Chinese stocks saw their biggest inflows in 14 weeks last week, when emerging market equity funds saw their first inflows in five weeks, the latest data show.
Flows into China equity funds were equivalent to 0.9% of assets under management in the week that ended on May 20, the data published by Bank of America Merrill Lynch show.
However, year to date Chinese equities have seen $21.6 billion worth of outflows, despite booking a gain of nearly 23% — some 15% above the index’s 200-day moving average.
An indicator tracking the progress of the Chinese economy calculated by researchers at Austrian bank Raiffeisen shows the economy may be past its worst.
The China Economic Indicator is a quantitative indicator based on data published monthly and aimed at giving a better assessment of the Chinese economy than the quarterly-published GDP figure.
The calculations rely on monetary policy indications (40%) and real economy figures (60%), and the index is scaled between +1 (above long-term trend) and -1 (below long-term trend). It showed a marked improvement to -0.84 in May from -0.98 in the previous month.
Both its components indicate an improvement, which is likely to reflect in GDP later.
But the surge in Chinese stocks this year has little to do with economic performance, having been mainly fuelled by margin lending – when brokers lend money to investors to buy stocks and investors guarantee the loans with the stocks – according to a report in the Financial Times.
This all works well as long as the market rises, but downward movements can be greatly exaggerated by this practice, as the shares used as collateral may have to be sold, triggering a spiral of selling.
In other capital flows news, Japanese equities saw their 13th straight week of inflows, the longest streak of inflows for the asset class in two years.
European equities are “back in vogue” in the words of analysts at Bank of America Merrill Lynch, with their first inflows in three weeks, worth $3.2 billion – the largest in six weeks.
US stocks remained a contrarian trade.
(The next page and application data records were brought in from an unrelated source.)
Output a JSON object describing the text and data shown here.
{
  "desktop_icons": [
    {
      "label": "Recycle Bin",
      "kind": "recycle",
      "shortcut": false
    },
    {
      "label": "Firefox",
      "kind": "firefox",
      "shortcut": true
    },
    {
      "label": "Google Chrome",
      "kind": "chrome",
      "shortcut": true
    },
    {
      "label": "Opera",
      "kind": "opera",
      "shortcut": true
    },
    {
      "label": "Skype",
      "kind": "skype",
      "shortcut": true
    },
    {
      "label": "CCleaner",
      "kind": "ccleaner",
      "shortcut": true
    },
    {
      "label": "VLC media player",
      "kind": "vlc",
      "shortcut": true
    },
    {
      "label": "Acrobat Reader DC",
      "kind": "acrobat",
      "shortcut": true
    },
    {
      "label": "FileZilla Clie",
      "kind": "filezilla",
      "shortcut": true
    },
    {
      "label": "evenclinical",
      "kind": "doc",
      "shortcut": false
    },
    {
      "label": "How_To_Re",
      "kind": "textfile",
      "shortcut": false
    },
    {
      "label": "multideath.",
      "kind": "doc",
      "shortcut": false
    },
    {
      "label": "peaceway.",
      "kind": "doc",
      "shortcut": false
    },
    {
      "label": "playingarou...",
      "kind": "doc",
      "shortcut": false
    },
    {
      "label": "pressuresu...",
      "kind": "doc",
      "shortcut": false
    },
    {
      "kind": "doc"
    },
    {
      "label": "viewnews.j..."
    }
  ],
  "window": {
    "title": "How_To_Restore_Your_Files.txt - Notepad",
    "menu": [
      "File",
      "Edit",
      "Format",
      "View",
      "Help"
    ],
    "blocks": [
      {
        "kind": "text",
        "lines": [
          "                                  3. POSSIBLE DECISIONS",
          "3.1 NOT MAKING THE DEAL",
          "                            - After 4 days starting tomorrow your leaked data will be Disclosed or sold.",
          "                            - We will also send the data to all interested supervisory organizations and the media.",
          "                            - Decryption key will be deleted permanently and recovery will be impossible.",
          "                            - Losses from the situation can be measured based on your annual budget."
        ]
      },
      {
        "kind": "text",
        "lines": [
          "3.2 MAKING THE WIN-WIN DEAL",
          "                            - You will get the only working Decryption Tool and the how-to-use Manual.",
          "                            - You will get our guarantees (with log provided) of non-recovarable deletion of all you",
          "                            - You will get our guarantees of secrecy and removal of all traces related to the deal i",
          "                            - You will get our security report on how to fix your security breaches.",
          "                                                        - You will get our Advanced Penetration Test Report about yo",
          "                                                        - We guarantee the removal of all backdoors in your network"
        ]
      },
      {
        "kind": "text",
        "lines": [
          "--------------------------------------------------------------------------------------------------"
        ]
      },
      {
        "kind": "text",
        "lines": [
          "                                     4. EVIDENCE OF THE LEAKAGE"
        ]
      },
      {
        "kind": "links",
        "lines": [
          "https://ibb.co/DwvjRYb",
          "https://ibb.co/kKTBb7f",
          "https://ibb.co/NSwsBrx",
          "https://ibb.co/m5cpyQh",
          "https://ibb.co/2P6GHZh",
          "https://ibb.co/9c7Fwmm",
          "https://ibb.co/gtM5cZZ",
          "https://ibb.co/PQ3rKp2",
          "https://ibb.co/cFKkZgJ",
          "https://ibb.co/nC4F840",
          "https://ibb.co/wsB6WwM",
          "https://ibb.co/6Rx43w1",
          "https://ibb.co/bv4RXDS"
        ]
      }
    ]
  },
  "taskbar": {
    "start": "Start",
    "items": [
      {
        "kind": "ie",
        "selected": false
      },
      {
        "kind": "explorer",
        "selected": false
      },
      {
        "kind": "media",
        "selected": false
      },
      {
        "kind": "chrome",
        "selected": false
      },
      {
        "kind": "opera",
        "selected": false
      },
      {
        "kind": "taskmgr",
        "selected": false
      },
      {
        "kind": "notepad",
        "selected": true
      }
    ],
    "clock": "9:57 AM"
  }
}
US equity funds saw $8.5 billion in outflows in the week that ended on May 20. They saw outflows in 17 of the past 20 weeks, totalling $107 billion.
In fixed income, investment grade bond funds saw their 74th straight week of inflows, with another $2.1 billion going in.
High yield bond funds saw small inflows worth $300 million, the first inflow in five weeks.
Treasury Inflation Protected Securities (TIPS) funds saw their tenth week of inflows, with $200 million going in.
It was the ninth straight week of inflows to emerging market debt, with $200 billion going in.